**What you will do**:
Determine how many lines below contain the word "image", then write that number by itself.

**Exercise input**:
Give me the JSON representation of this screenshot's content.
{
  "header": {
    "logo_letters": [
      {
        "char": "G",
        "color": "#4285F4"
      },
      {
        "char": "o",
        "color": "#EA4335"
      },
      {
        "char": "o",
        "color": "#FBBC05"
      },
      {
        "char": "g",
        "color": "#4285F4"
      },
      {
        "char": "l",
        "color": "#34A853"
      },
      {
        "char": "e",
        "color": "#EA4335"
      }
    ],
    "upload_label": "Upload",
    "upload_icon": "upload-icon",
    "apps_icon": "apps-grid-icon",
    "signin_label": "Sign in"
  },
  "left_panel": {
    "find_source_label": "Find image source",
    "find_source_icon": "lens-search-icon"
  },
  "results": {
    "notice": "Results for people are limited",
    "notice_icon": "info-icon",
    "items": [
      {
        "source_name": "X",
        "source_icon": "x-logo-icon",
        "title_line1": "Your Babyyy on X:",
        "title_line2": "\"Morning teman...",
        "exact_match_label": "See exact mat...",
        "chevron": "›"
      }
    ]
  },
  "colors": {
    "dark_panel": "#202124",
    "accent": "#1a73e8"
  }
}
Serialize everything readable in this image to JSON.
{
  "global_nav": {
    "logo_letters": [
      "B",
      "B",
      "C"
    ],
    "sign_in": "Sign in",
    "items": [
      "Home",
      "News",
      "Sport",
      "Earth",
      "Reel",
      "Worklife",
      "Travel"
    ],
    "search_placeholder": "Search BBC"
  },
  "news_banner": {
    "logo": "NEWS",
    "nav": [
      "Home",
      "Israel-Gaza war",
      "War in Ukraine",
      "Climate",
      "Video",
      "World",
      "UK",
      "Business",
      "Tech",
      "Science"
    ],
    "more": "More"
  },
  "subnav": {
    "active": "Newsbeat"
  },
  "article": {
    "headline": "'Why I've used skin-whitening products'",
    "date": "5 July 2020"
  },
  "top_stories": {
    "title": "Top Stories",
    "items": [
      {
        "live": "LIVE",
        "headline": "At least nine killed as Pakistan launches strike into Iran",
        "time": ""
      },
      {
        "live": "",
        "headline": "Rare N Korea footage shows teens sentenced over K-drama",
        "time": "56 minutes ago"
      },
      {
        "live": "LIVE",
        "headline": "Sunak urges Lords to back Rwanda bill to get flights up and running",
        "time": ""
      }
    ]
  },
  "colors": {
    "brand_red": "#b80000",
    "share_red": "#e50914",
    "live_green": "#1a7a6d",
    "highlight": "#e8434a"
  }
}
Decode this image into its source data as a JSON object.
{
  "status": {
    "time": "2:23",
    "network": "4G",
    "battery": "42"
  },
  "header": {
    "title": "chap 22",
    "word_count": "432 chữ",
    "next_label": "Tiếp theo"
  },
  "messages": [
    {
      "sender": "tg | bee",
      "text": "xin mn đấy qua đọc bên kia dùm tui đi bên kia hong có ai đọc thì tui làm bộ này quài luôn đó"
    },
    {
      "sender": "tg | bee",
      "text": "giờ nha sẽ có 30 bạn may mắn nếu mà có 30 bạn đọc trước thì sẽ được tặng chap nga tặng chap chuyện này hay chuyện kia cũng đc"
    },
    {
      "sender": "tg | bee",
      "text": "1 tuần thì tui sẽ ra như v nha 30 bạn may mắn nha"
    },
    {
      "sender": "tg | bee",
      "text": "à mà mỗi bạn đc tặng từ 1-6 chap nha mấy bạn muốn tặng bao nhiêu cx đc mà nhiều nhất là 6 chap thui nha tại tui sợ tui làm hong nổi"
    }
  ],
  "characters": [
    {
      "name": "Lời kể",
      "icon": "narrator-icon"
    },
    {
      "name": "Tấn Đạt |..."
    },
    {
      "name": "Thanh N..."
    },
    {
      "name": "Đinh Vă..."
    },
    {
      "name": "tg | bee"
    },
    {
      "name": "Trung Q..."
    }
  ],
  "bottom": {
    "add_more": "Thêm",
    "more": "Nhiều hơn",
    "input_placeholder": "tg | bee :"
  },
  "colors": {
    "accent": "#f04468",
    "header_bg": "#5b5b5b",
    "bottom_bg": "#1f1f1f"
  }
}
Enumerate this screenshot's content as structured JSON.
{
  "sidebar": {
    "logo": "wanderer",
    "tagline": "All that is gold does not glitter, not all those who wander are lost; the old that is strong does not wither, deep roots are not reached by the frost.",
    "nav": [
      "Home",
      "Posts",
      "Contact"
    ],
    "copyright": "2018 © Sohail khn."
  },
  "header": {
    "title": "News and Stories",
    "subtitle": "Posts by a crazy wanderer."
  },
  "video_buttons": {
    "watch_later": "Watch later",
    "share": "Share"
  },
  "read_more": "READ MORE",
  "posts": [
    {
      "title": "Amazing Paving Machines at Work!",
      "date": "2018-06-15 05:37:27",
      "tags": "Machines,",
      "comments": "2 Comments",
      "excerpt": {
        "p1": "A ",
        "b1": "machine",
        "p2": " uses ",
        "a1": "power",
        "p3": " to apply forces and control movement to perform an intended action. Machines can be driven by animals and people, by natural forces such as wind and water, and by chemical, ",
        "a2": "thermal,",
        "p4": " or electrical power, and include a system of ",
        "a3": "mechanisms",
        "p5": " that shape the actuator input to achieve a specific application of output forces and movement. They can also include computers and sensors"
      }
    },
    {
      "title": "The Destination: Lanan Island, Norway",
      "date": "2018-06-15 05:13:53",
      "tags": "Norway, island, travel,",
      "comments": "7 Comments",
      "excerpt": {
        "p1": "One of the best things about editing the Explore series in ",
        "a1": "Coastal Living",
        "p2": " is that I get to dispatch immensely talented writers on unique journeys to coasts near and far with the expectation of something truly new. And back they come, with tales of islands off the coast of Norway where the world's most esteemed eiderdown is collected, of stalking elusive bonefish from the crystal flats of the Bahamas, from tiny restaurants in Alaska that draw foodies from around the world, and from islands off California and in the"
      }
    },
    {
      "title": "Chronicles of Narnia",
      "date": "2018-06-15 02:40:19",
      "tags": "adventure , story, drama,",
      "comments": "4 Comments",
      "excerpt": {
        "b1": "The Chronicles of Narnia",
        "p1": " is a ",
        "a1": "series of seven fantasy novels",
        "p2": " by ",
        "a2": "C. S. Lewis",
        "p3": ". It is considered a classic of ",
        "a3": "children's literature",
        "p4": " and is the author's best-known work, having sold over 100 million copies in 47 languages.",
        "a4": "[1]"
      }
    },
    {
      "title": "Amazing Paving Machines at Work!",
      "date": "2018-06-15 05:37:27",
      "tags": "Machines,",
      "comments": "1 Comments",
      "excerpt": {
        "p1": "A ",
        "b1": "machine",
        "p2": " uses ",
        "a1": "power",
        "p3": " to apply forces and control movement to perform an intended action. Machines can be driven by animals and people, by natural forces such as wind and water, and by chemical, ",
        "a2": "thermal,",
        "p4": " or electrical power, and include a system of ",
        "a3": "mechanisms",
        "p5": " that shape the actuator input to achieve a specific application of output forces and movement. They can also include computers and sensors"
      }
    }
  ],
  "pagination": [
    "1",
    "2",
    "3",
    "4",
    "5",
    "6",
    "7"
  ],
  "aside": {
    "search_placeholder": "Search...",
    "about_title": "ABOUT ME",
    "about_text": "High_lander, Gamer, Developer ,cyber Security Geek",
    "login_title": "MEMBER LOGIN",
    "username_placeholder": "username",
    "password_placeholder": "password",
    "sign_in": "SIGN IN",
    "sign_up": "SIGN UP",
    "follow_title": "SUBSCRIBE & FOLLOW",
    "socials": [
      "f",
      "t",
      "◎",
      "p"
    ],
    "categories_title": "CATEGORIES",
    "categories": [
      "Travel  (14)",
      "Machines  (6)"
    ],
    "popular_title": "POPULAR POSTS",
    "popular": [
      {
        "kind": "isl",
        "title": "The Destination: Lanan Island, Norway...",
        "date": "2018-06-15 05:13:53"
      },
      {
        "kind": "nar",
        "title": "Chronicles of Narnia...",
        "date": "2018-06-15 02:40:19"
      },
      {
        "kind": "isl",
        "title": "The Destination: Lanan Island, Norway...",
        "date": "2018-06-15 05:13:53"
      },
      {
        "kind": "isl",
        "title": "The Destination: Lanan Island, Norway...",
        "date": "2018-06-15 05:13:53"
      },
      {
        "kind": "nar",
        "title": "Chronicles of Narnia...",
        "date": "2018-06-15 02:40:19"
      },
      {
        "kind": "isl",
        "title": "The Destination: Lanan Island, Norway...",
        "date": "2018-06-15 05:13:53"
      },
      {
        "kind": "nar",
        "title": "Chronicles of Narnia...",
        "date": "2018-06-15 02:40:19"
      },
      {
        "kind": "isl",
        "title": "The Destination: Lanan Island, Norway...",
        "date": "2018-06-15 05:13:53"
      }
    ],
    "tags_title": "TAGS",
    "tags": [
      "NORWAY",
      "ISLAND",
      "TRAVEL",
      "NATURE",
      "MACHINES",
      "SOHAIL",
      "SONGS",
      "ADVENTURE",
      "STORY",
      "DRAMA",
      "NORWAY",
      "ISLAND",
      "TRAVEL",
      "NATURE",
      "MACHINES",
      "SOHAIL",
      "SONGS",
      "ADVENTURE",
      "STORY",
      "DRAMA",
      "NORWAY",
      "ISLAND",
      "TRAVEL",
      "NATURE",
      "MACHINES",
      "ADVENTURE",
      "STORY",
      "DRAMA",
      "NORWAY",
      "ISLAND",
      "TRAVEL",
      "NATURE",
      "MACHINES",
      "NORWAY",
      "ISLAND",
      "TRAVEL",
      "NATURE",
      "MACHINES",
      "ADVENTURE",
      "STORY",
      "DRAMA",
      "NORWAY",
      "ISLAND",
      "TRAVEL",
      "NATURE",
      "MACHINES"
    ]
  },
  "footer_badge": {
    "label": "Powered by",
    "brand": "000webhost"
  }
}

**Answer to the problem**:
3